--- Exercise input Enclosed Below ---

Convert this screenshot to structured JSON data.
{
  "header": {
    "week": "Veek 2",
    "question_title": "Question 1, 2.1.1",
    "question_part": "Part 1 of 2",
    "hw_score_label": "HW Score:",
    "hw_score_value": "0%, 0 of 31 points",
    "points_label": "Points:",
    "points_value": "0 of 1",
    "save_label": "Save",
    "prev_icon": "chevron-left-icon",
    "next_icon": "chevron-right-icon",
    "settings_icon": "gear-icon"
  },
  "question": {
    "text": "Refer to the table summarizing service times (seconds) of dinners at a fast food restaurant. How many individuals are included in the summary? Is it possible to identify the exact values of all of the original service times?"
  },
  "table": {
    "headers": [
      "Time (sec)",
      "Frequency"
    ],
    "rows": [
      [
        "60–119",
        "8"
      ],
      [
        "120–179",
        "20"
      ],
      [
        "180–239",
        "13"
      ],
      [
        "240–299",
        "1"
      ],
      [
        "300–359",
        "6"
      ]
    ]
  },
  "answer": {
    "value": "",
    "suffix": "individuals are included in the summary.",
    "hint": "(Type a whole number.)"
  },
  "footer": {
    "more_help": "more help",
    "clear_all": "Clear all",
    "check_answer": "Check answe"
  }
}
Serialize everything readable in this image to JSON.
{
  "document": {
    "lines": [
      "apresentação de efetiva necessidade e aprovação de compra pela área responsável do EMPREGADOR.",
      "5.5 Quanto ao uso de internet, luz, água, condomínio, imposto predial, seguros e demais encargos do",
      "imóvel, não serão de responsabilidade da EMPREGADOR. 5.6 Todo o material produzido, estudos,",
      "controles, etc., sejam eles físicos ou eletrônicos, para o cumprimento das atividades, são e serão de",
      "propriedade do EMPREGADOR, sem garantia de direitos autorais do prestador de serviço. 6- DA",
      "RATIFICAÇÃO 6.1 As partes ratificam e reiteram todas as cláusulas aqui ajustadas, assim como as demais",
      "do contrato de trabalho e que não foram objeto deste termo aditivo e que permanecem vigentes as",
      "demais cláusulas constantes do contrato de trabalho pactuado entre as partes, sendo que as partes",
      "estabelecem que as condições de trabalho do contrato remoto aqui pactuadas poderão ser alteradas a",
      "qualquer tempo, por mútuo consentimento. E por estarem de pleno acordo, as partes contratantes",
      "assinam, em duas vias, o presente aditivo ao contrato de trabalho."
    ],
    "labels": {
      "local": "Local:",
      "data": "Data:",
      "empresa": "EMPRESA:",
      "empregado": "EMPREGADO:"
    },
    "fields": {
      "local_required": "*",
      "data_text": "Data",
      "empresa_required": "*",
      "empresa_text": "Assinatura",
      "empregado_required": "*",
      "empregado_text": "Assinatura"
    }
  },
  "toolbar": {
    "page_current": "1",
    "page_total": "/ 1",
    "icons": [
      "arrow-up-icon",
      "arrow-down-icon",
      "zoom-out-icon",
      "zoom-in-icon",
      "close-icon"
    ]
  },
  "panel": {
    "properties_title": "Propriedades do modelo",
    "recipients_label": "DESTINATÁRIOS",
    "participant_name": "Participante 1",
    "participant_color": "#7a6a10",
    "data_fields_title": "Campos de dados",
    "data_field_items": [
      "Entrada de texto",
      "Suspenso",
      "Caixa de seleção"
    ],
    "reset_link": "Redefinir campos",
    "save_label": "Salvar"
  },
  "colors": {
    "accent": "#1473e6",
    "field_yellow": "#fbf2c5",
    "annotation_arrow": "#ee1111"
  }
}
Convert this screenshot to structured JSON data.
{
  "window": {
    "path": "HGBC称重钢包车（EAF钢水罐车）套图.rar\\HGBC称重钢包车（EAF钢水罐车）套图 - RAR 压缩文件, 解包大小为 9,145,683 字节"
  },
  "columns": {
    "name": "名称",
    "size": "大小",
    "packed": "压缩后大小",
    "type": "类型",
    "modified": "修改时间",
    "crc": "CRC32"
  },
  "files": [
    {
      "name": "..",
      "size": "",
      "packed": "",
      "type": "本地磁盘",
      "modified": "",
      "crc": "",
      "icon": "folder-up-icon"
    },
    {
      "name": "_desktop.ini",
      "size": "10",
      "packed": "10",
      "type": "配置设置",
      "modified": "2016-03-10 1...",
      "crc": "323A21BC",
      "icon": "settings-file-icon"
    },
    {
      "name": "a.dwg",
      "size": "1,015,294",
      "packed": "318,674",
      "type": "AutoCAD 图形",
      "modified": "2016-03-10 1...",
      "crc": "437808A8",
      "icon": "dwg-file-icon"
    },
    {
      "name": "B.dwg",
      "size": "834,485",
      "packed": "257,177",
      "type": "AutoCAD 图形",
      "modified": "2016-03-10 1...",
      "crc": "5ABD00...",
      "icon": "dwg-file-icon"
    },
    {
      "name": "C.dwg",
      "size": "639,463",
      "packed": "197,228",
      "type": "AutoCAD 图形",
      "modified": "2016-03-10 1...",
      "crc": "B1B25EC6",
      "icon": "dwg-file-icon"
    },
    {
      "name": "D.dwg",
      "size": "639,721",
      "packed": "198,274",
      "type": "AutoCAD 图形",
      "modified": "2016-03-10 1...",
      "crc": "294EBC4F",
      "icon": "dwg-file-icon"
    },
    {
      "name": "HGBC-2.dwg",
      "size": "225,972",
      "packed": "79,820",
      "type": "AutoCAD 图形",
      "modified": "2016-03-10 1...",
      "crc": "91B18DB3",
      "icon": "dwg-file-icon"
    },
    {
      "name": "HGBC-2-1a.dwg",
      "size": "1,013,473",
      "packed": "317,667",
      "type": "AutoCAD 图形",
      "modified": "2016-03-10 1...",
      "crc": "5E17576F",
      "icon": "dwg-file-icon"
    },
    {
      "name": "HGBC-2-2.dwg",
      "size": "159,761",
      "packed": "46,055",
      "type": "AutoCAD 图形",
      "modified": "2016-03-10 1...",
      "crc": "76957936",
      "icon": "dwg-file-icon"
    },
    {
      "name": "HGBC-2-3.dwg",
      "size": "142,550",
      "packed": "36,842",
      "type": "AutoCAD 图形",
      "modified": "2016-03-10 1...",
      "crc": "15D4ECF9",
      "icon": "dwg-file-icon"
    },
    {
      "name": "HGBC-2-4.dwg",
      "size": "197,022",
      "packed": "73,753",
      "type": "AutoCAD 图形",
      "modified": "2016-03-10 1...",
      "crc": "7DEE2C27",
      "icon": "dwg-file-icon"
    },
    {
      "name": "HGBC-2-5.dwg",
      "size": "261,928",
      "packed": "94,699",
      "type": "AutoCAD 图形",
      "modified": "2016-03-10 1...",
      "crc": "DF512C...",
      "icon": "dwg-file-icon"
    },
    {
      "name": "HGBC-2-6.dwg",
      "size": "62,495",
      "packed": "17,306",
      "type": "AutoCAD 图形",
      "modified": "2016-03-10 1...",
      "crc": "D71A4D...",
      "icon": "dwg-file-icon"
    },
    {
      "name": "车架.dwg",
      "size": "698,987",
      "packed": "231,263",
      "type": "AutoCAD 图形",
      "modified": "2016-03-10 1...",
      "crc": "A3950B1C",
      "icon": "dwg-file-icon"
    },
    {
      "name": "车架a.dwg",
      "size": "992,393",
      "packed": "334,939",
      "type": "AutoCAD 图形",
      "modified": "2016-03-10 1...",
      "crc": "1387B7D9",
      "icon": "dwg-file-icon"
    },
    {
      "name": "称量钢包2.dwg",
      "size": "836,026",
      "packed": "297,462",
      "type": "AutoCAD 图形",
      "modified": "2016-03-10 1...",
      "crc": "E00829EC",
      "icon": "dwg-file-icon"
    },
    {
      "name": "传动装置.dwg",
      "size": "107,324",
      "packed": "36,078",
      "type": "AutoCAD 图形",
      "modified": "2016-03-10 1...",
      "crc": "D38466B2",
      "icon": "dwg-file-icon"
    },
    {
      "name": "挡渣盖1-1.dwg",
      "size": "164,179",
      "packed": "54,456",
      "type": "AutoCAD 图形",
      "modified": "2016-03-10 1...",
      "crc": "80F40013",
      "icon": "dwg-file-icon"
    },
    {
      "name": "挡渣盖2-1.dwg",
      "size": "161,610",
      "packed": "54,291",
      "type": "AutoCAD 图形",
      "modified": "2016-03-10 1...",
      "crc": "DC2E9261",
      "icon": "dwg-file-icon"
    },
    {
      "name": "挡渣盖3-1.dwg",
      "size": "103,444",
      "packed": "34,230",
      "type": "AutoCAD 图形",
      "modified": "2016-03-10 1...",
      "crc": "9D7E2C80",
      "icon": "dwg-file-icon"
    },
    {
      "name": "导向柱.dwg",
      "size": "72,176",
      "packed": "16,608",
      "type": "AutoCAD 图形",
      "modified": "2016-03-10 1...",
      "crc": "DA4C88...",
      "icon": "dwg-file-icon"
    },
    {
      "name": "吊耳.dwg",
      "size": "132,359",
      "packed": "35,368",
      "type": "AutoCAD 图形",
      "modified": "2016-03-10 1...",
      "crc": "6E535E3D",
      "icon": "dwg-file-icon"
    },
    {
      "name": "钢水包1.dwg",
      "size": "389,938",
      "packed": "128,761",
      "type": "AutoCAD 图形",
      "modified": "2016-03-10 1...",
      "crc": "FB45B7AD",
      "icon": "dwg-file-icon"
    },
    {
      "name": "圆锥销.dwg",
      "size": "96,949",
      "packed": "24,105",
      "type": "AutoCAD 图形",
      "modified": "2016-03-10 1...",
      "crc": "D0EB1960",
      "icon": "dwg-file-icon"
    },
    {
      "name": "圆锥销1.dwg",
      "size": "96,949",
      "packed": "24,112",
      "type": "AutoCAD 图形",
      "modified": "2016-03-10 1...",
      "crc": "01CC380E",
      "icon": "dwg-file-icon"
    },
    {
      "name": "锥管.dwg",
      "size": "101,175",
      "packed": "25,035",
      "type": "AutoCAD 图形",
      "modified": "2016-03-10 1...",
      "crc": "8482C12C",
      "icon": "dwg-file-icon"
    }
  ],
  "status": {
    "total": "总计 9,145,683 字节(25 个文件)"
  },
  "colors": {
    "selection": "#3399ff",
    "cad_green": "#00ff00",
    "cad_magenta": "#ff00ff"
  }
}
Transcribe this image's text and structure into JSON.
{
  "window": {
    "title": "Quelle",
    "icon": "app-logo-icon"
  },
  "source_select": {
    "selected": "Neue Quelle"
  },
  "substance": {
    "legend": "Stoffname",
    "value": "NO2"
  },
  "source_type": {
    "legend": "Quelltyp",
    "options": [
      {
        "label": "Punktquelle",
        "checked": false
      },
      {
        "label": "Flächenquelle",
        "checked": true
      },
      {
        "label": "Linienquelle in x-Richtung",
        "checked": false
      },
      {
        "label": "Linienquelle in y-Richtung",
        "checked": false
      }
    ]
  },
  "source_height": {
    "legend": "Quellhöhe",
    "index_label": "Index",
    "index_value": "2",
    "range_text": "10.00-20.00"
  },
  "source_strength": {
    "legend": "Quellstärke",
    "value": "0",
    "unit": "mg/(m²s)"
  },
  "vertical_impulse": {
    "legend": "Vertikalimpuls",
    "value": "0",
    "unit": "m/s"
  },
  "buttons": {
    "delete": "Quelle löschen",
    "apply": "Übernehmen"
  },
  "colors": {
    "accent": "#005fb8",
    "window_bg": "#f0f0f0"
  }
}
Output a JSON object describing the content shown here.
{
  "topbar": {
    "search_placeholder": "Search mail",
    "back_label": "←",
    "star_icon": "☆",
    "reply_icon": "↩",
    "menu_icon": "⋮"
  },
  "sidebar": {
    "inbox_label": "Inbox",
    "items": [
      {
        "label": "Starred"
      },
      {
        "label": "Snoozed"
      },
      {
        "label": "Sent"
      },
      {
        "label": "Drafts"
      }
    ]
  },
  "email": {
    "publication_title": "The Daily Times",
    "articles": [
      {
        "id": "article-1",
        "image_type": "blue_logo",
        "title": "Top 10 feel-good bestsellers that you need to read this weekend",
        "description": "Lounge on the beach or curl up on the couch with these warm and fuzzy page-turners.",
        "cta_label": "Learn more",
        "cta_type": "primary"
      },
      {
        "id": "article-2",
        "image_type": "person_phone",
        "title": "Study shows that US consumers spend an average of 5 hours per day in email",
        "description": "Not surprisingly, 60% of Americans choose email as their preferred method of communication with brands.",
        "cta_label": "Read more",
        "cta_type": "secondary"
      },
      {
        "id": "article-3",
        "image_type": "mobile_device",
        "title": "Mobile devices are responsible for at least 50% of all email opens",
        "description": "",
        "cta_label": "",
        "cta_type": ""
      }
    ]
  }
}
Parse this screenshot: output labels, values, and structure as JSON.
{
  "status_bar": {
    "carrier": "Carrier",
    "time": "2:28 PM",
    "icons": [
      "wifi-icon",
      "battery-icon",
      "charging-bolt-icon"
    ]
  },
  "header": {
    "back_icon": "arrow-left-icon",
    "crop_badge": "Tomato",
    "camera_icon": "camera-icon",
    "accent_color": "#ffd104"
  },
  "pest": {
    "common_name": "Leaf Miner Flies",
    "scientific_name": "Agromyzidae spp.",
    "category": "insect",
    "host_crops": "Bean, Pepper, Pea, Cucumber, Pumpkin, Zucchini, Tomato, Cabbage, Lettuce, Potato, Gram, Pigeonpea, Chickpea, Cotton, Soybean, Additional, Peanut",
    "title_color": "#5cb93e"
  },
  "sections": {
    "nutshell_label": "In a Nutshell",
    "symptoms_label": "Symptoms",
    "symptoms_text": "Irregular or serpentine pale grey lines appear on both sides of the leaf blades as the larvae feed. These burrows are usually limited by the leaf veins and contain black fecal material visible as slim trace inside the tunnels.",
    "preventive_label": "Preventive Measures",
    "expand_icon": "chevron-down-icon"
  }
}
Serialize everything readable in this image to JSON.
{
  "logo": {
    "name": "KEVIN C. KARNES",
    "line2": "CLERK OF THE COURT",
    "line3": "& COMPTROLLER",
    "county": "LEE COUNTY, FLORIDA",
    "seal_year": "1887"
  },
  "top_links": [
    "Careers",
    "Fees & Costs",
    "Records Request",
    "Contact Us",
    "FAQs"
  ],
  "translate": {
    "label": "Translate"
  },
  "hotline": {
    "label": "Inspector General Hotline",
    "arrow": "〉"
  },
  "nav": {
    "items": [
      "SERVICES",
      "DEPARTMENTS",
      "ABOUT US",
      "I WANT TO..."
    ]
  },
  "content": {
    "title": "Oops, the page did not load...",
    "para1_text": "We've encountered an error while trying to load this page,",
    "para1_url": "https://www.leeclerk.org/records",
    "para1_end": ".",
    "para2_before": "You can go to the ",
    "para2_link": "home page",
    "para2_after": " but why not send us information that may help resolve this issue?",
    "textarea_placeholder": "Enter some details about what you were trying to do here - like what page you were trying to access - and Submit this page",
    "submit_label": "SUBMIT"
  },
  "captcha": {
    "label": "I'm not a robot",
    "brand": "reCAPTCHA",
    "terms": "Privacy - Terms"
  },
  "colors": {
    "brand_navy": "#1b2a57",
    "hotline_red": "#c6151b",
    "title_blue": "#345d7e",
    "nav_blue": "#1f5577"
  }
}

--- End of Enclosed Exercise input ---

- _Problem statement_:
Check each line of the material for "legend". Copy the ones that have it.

- _Exercise answer_:
    "legend": "Stoffname",
    "legend": "Quelltyp",
    "legend": "Quellhöhe",
    "legend": "Quellstärke",
    "legend": "Vertikalimpuls",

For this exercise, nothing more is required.